fchange: A File System Watchdog
Steven G. Isaacson
Few things are more annoying for a system administrator
hours figuring out why something no longer works, only
that someone (perhaps another sysadmin, or some user
who knows the
root password) has changed a critical system file. An
change to /etc/profile, for example, can precipitate
of head scratching.
The problem is communication. If you know that the kernel
relinked, or that a uucp configuration file was changed,
you can narrow
your search for the source of the (new) problem.
Rather than rely on my collegues to keep me well-informed,
I use a
utility, fchange, that automatically tells me about
file system changes.
fchange is a filesystem watchdog that sends mail whenever
specified file has changed. For example:
This file was changed recently on Dev
----r----- 1 bin mem 604136 Jul 21 1992 /unix
fchange includes a detailed listing from /bin/ls,
so you know the last modification time, the owner, size,
the modified file. A file-tracking mode will even make
a copy of the
fchange consists of a shell script, a files file (containing
the files to watch and users to notify), and a control
An entry in root's crontab runs fchange every 15 minutes.
The fchange shell script employs a simple algorithm:
while there are more lines to read in the files
file, read them; if the specified file has changed,
To determine if a specified file has changed fchange
the current output from /bin/ls to a previous result.
results are maintained in an automatically generated
log file. fchange
creates a log for each file you want to track. For example,
file for tracking /unix might be called 01.unix.
The first time fchange looks at /unix, 01.unix

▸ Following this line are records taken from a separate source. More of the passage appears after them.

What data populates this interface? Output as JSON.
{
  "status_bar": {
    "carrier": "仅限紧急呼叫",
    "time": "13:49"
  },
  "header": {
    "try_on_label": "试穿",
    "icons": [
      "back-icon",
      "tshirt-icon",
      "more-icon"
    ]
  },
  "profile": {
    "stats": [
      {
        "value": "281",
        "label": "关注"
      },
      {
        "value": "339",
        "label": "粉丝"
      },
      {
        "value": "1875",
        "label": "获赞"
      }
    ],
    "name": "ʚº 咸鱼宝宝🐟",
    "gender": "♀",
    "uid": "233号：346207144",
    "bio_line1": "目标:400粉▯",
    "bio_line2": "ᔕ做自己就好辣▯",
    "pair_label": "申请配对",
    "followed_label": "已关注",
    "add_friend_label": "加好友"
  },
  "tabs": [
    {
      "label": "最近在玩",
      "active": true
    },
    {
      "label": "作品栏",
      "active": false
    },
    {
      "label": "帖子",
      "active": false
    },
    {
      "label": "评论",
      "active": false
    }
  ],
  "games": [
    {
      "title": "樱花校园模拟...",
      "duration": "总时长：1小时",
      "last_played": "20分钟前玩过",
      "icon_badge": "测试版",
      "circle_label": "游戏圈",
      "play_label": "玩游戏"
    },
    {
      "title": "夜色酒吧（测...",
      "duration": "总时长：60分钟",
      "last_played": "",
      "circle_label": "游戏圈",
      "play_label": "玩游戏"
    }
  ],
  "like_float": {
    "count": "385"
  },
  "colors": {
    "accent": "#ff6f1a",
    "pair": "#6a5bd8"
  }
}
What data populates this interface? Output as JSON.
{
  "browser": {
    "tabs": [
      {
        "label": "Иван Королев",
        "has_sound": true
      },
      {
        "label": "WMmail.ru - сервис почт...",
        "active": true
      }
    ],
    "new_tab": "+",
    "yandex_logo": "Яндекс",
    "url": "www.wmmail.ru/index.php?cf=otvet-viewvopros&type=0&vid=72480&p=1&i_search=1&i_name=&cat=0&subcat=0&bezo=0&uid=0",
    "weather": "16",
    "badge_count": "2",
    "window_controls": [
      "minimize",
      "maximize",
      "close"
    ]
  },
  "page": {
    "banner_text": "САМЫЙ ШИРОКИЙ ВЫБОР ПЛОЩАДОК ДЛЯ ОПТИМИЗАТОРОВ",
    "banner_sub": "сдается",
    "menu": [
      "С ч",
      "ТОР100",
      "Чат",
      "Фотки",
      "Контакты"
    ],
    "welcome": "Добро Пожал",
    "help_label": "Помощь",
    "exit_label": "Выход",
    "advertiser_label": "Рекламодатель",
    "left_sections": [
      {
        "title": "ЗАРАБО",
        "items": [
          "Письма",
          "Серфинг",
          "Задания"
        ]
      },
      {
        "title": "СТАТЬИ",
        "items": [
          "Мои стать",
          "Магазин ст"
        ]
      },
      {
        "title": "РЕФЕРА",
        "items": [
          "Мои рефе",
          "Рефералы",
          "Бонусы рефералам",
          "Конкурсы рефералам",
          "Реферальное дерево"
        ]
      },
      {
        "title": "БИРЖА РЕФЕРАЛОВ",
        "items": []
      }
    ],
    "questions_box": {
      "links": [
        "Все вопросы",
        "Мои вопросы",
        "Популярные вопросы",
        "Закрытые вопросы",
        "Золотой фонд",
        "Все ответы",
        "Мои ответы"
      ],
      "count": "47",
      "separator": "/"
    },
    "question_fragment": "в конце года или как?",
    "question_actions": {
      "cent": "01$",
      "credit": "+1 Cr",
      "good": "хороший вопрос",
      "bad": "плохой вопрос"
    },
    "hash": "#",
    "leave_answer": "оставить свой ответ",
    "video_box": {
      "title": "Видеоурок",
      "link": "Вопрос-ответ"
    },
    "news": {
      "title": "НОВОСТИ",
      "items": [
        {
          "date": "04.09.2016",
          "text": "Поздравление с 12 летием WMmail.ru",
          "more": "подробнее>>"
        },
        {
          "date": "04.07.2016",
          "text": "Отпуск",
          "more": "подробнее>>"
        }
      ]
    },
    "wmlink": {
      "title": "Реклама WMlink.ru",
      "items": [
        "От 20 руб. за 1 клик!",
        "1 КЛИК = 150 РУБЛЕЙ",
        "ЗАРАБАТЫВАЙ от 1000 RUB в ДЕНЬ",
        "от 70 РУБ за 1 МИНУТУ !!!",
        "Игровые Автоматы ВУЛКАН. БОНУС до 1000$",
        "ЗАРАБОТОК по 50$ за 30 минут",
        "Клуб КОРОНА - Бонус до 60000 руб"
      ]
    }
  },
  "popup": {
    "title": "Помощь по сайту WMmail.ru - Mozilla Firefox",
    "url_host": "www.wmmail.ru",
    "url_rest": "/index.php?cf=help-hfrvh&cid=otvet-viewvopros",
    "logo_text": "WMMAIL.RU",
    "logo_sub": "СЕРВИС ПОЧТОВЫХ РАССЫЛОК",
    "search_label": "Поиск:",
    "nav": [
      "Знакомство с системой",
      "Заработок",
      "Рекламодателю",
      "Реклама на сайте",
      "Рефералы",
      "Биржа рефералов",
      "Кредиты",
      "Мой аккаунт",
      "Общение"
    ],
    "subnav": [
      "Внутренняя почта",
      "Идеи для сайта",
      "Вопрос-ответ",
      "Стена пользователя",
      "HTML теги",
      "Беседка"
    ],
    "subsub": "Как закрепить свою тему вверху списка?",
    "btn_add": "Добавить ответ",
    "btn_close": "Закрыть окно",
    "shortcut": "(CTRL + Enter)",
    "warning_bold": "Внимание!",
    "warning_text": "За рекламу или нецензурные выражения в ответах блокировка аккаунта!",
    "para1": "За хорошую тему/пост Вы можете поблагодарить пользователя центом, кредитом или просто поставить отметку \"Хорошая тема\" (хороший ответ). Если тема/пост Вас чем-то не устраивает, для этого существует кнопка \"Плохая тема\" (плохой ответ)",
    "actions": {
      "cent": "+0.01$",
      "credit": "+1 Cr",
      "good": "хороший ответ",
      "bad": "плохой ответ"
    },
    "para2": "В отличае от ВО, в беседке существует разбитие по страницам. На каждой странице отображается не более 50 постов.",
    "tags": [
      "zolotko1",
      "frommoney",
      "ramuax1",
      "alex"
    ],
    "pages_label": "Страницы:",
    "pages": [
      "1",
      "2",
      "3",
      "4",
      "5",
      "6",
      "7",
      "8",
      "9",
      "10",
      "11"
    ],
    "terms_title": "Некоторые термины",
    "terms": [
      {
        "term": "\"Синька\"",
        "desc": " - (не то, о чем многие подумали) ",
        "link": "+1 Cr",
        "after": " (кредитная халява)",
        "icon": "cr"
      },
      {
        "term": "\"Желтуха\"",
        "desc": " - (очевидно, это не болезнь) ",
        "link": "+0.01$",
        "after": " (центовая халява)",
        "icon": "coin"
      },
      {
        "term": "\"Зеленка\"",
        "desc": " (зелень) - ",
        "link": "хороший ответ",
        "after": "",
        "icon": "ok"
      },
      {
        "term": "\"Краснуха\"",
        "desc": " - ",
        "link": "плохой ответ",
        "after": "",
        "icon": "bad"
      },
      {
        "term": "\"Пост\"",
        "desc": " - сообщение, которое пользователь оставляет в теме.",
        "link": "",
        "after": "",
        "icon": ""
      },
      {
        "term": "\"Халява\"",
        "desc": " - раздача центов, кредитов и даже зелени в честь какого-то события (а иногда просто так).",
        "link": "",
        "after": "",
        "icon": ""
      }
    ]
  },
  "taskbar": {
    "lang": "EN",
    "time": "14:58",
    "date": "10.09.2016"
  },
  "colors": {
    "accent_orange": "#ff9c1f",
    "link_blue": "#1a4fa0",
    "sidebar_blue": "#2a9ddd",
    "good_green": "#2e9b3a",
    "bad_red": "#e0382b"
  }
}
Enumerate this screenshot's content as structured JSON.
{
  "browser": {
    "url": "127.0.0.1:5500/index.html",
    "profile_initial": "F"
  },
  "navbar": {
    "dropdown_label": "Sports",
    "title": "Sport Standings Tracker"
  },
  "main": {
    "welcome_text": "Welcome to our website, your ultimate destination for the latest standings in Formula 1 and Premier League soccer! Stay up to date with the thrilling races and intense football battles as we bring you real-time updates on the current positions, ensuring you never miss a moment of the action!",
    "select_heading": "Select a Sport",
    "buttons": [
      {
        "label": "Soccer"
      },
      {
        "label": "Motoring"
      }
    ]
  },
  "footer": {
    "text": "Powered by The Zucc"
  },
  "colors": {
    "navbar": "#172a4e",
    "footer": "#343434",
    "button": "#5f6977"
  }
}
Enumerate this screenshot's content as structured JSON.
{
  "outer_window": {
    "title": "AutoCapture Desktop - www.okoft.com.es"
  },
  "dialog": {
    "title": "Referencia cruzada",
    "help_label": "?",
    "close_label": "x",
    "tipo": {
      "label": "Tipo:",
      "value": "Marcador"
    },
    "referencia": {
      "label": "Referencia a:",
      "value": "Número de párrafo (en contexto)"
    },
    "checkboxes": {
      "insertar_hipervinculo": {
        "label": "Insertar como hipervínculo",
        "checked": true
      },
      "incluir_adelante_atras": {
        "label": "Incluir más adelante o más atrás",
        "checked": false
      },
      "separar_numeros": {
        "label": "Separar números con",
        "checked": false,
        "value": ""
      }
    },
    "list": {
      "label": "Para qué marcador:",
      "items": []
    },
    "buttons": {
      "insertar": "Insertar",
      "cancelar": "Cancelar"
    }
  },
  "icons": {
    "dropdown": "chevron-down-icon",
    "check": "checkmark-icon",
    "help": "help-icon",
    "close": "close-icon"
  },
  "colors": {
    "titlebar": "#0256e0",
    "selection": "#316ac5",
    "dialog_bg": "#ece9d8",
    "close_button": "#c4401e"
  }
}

is empty, so a new entry is made:
----r------ 1 bin mem 604136 Jul 21 1992 /unix
From then on, fchange works as follows:
it counts the number of lines in the log file;
runs ls -l to add a new line to the log file;
sorts the log file uniquely;
counts the number of lines in the log file again;
checks to see if there is a new line in the log file
after the unique sort has completed; if there is, then
the file (and
now the log file) has changed; sends mail.
In Figure 1 the file has not changed. Figure
the process when the file has changed.
As an added benefit, fchange keeps a running history
changes made to your file. You can see at a glance how
a certain file was changed in the past, say, six months.
The files File
The straightforward files file contains three fields
The first field is an arbitrary string that uniquely
line. I simply "number" the lines, starting
with 01. The second
field contains the directory path and filename. The
third field contains
the mail-to names (or aliases), and the optional keyword
Blank lines and lines beginning with a pound sign are
The optional tracking feature provides two benefits.
First, if the
file you are watching gets removed or horribly corrupted,
a readily accessible backup copy. Second, it makes it
easy to quickly
determine what was changed because you have the before
copy and after
copy in the fchange log directory (see fcdiff below).
Note that the tracking feature also comes with two caveats.
the files are tracked by cat'ing them to the log file.
So if you try
to track a binary file, you'll end up with unusable
copies of it in
the log directory; they will be unusable because new
copies are appended
to the log file, along with a one line date stamp. The
turns to mush.
The second caveat involves the track file itself. If
you are watching
a file that changes several times a day, the track file
grow in size. You may need to put it under maxtab control
Admin, Vol. 2, No. 2, "maxtab: Automatic File Pruning").
fchange requires a control directory. A subdirectory,
within the control directory contains the log files
and any files
that are tracked. For example:
The control directory also contains the files file,
and the fchange.sh script (see Listing 1).
On my primary system, I've scheduled fchange to run
minutes during the day, and once at night. The frequency
by the cron entry that runs fchange.sh.
You can run fchange.sh as often or as little as you
any of the specified files have changed since the last
time it was
run, you will get mail.
I use the utility fcdiff, Listing 2, to find differences
the last two copies of a tracked file. fcdiff must to
in the fchange control directory, because it needs access
the files file.
Usage: fcdiff [-n log number] \
The log number is the key to your file. If you know
the log number,
you can specify it on the command-line and immediately
view the changes.
fcdiff looks in the log directory for the appropriate
file (for example, 14.log.track). The last two entries
track file are then written out to temp files and diffed.
can then quickly see what changed.
If you specify the file name, fcdiff will grep the files
file for the name. The log number is displayed for any
I recommend using fchange to watch and track key files
machine. This is particularly helpful on the occasional
system in which general access is ostensibly denied.
changes, you want to know about it.
In short, fchange is a boon for system administrators.
train the system to watch itself, and it does.
About the Author
Steven G. Isaacson has been writing C and Informix
since 1985. He is currently developing automated testing
FourGen Software, the leading developer of accounting
CASE Tools for the UNIX market. He may be reached via
uunet!4gen!steve1 or email@example.com.